** Action item **
Please reproduce all of the data exactly as it appears, but skip the pictures.

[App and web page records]
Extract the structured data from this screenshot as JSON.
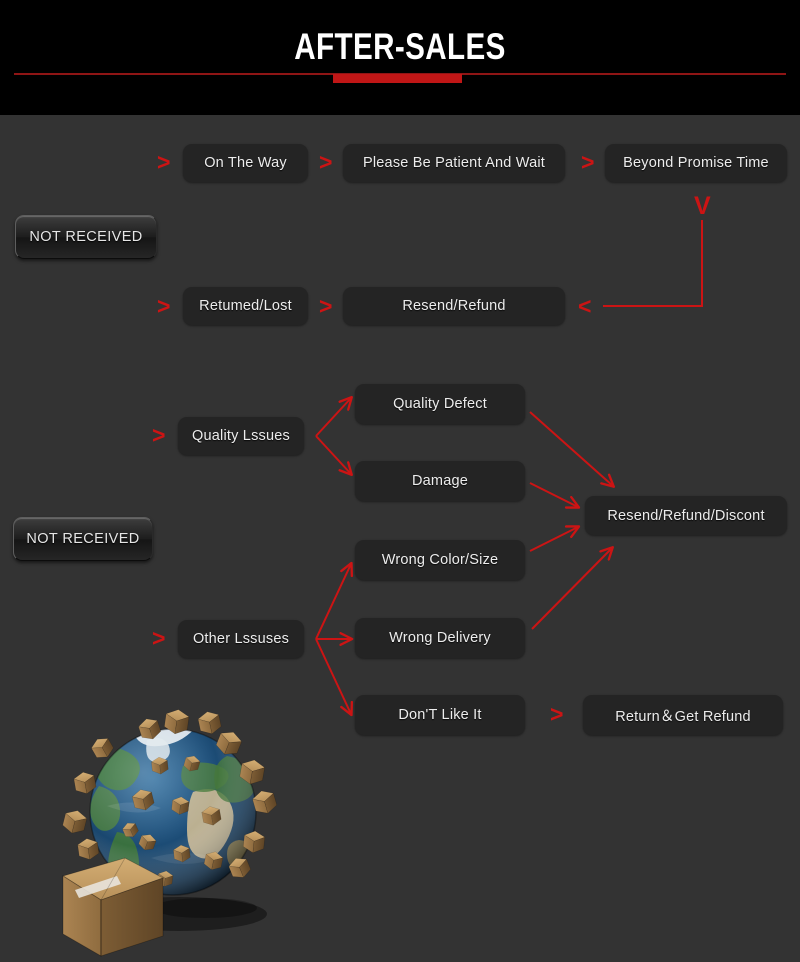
{
  "header": {
    "title": "AFTER-SALES",
    "accent_color": "#c01616",
    "rule_color": "#8f1515",
    "background": "#000000"
  },
  "page": {
    "background": "#333333",
    "node_background": "#242424",
    "node_text_color": "#ededed",
    "arrow_color": "#cc1414"
  },
  "sections": [
    {
      "name": "not-received-delivery",
      "entry_label": "NOT RECEIVED",
      "rows": [
        {
          "chain": [
            "On The Way",
            "Please Be Patient And Wait",
            "Beyond Promise Time"
          ]
        },
        {
          "chain": [
            "Retumed/Lost",
            "Resend/Refund"
          ]
        }
      ]
    },
    {
      "name": "not-received-quality",
      "entry_label": "NOT RECEIVED",
      "branches": [
        {
          "label": "Quality Lssues",
          "children": [
            "Quality Defect",
            "Damage"
          ],
          "result": "Resend/Refund/Discont"
        },
        {
          "label": "Other Lssuses",
          "children": [
            "Wrong Color/Size",
            "Wrong Delivery",
            "Don'T Like It"
          ],
          "result": "Resend/Refund/Discont",
          "alt_result": "Return＆Get Refund"
        }
      ]
    }
  ],
  "nodes": {
    "on_the_way": "On The Way",
    "please_wait": "Please Be Patient And Wait",
    "beyond_promise": "Beyond Promise Time",
    "returned_lost": "Retumed/Lost",
    "resend_refund": "Resend/Refund",
    "quality_issues": "Quality Lssues",
    "quality_defect": "Quality Defect",
    "damage": "Damage",
    "other_issues": "Other Lssuses",
    "wrong_color_size": "Wrong Color/Size",
    "wrong_delivery": "Wrong Delivery",
    "dont_like_it": "Don'T Like It",
    "resend_refund_discount": "Resend/Refund/Discont",
    "return_get_refund": "Return＆Get Refund",
    "not_received_1": "NOT RECEIVED",
    "not_received_2": "NOT RECEIVED"
  },
  "chevrons": {
    "right": ">",
    "left": "<",
    "down": "V"
  },
  "illustration": {
    "name": "globe-with-parcels",
    "description": "3D earth globe covered in cardboard shipping boxes with a large cardboard box in front"
  }
}
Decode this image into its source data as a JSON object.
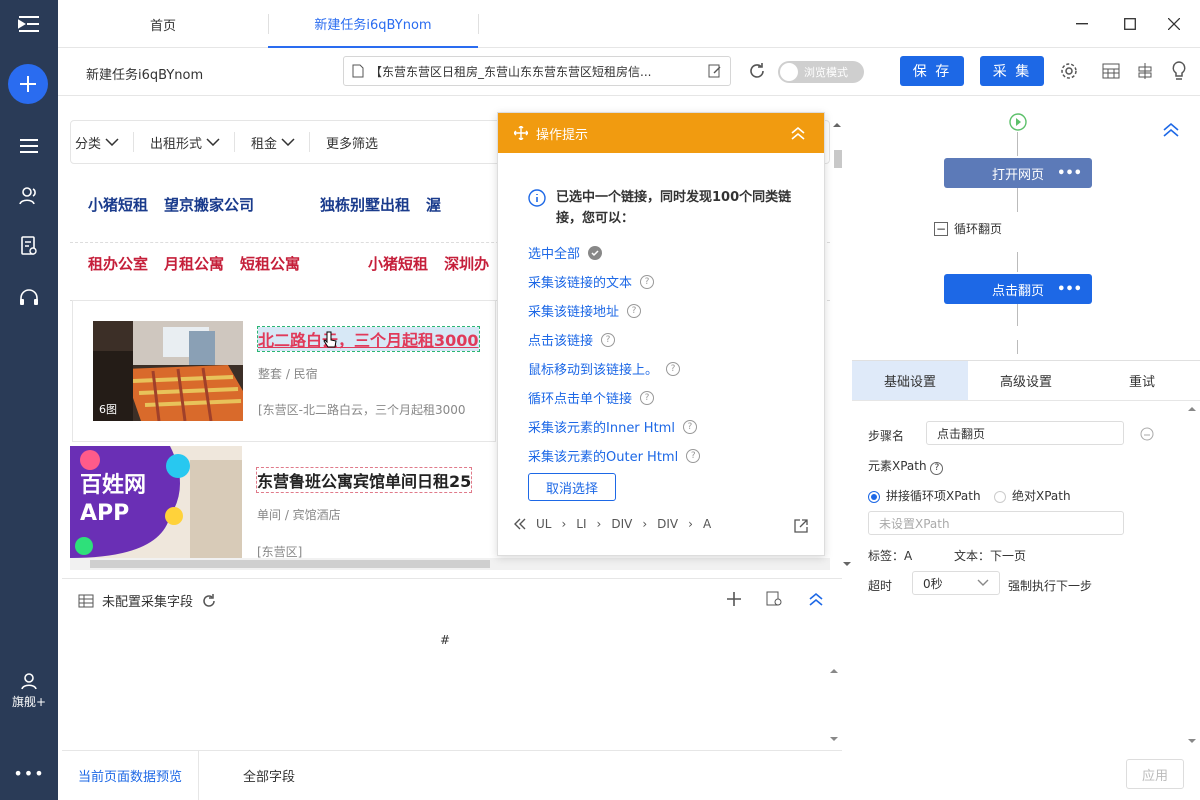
{
  "rail": {
    "flag_label": "旗舰+",
    "more_label": "•••"
  },
  "tabs": [
    {
      "label": "首页"
    },
    {
      "label": "新建任务i6qBYnom"
    }
  ],
  "toolbar": {
    "task_name": "新建任务i6qBYnom",
    "url_text": "【东营东营区日租房_东营山东东营东营区短租房信...",
    "toggle_label": "浏览模式",
    "save_label": "保 存",
    "collect_label": "采 集"
  },
  "page": {
    "filters": [
      "分类",
      "出租形式",
      "租金",
      "更多筛选"
    ],
    "links_row1": [
      "小猪短租",
      "望京搬家公司",
      "独栋别墅出租",
      "渥"
    ],
    "links_row2": [
      "租办公室",
      "月租公寓",
      "短租公寓",
      "小猪短租",
      "深圳办"
    ],
    "listings": [
      {
        "title": "北二路白云，三个月起租3000",
        "type": "整套 / 民宿",
        "addr": "[东营区-北二路白云，三个月起租3000",
        "photos": "6图"
      },
      {
        "title": "东营鲁班公寓宾馆单间日租25",
        "type": "单间 / 宾馆酒店",
        "addr": "[东营区]",
        "ad_line1": "百姓网",
        "ad_line2": "APP"
      }
    ]
  },
  "hint": {
    "title": "操作提示",
    "message": "已选中一个链接，同时发现100个同类链接，您可以：",
    "actions": [
      "选中全部",
      "采集该链接的文本",
      "采集该链接地址",
      "点击该链接",
      "鼠标移动到该链接上。",
      "循环点击单个链接",
      "采集该元素的Inner Html",
      "采集该元素的Outer Html"
    ],
    "cancel_label": "取消选择",
    "crumbs": [
      "UL",
      "LI",
      "DIV",
      "DIV",
      "A"
    ]
  },
  "data_preview": {
    "header": "未配置采集字段",
    "col_marker": "#",
    "tabs": [
      "当前页面数据预览",
      "全部字段"
    ]
  },
  "workflow": {
    "nodes": [
      "打开网页",
      "循环翻页",
      "点击翻页"
    ]
  },
  "settings": {
    "tabs": [
      "基础设置",
      "高级设置",
      "重试"
    ],
    "step_name_label": "步骤名",
    "step_name_value": "点击翻页",
    "xpath_label": "元素XPath",
    "radio_concat": "拼接循环项XPath",
    "radio_absolute": "绝对XPath",
    "xpath_placeholder": "未设置XPath",
    "tag_label": "标签：",
    "tag_value": "A",
    "text_label": "文本：",
    "text_value": "下一页",
    "timeout_label": "超时",
    "timeout_value": "0秒",
    "force_next_label": "强制执行下一步",
    "apply_label": "应用"
  }
}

** Task answer **
Extract the structured data from this screenshot as JSON.
{
  "header": {
    "title": "AFTER-SALES",
    "accent_color": "#c01616",
    "rule_color": "#8f1515",
    "background": "#000000"
  },
  "page": {
    "background": "#333333",
    "node_background": "#242424",
    "node_text_color": "#ededed",
    "arrow_color": "#cc1414"
  },
  "sections": [
    {
      "name": "not-received-delivery",
      "entry_label": "NOT RECEIVED",
      "rows": [
        {
          "chain": [
            "On The Way",
            "Please Be Patient And Wait",
            "Beyond Promise Time"
          ]
        },
        {
          "chain": [
            "Retumed/Lost",
            "Resend/Refund"
          ]
        }
      ]
    },
    {
      "name": "not-received-quality",
      "entry_label": "NOT RECEIVED",
      "branches": [
        {
          "label": "Quality Lssues",
          "children": [
            "Quality Defect",
            "Damage"
          ],
          "result": "Resend/Refund/Discont"
        },
        {
          "label": "Other Lssuses",
          "children": [
            "Wrong Color/Size",
            "Wrong Delivery",
            "Don'T Like It"
          ],
          "result": "Resend/Refund/Discont",
          "alt_result": "Return＆Get Refund"
        }
      ]
    }
  ],
  "nodes": {
    "on_the_way": "On The Way",
    "please_wait": "Please Be Patient And Wait",
    "beyond_promise": "Beyond Promise Time",
    "returned_lost": "Retumed/Lost",
    "resend_refund": "Resend/Refund",
    "quality_issues": "Quality Lssues",
    "quality_defect": "Quality Defect",
    "damage": "Damage",
    "other_issues": "Other Lssuses",
    "wrong_color_size": "Wrong Color/Size",
    "wrong_delivery": "Wrong Delivery",
    "dont_like_it": "Don'T Like It",
    "resend_refund_discount": "Resend/Refund/Discont",
    "return_get_refund": "Return＆Get Refund",
    "not_received_1": "NOT RECEIVED",
    "not_received_2": "NOT RECEIVED"
  },
  "chevrons": {
    "right": ">",
    "left": "<",
    "down": "V"
  },
  "illustration": {
    "name": "globe-with-parcels",
    "description": "3D earth globe covered in cardboard shipping boxes with a large cardboard box in front"
  }
}
Decode this image into its source data as a JSON object.
{
  "rail": {
    "flag_label": "旗舰+",
    "more_label": "•••"
  },
  "tabs": [
    {
      "label": "首页"
    },
    {
      "label": "新建任务i6qBYnom"
    }
  ],
  "toolbar": {
    "task_name": "新建任务i6qBYnom",
    "url_text": "【东营东营区日租房_东营山东东营东营区短租房信...",
    "toggle_label": "浏览模式",
    "save_label": "保 存",
    "collect_label": "采 集"
  },
  "page": {
    "filters": [
      "分类",
      "出租形式",
      "租金",
      "更多筛选"
    ],
    "links_row1": [
      "小猪短租",
      "望京搬家公司",
      "独栋别墅出租",
      "渥"
    ],
    "links_row2": [
      "租办公室",
      "月租公寓",
      "短租公寓",
      "小猪短租",
      "深圳办"
    ],
    "listings": [
      {
        "title": "北二路白云，三个月起租3000",
        "type": "整套 / 民宿",
        "addr": "[东营区-北二路白云，三个月起租3000",
        "photos": "6图"
      },
      {
        "title": "东营鲁班公寓宾馆单间日租25",
        "type": "单间 / 宾馆酒店",
        "addr": "[东营区]",
        "ad_line1": "百姓网",
        "ad_line2": "APP"
      }
    ]
  },
  "hint": {
    "title": "操作提示",
    "message": "已选中一个链接，同时发现100个同类链接，您可以：",
    "actions": [
      "选中全部",
      "采集该链接的文本",
      "采集该链接地址",
      "点击该链接",
      "鼠标移动到该链接上。",
      "循环点击单个链接",
      "采集该元素的Inner Html",
      "采集该元素的Outer Html"
    ],
    "cancel_label": "取消选择",
    "crumbs": [
      "UL",
      "LI",
      "DIV",
      "DIV",
      "A"
    ]
  },
  "data_preview": {
    "header": "未配置采集字段",
    "col_marker": "#",
    "tabs": [
      "当前页面数据预览",
      "全部字段"
    ]
  },
  "workflow": {
    "nodes": [
      "打开网页",
      "循环翻页",
      "点击翻页"
    ]
  },
  "settings": {
    "tabs": [
      "基础设置",
      "高级设置",
      "重试"
    ],
    "step_name_label": "步骤名",
    "step_name_value": "点击翻页",
    "xpath_label": "元素XPath",
    "radio_concat": "拼接循环项XPath",
    "radio_absolute": "绝对XPath",
    "xpath_placeholder": "未设置XPath",
    "tag_label": "标签：",
    "tag_value": "A",
    "text_label": "文本：",
    "text_value": "下一页",
    "timeout_label": "超时",
    "timeout_value": "0秒",
    "force_next_label": "强制执行下一步",
    "apply_label": "应用"
  }
}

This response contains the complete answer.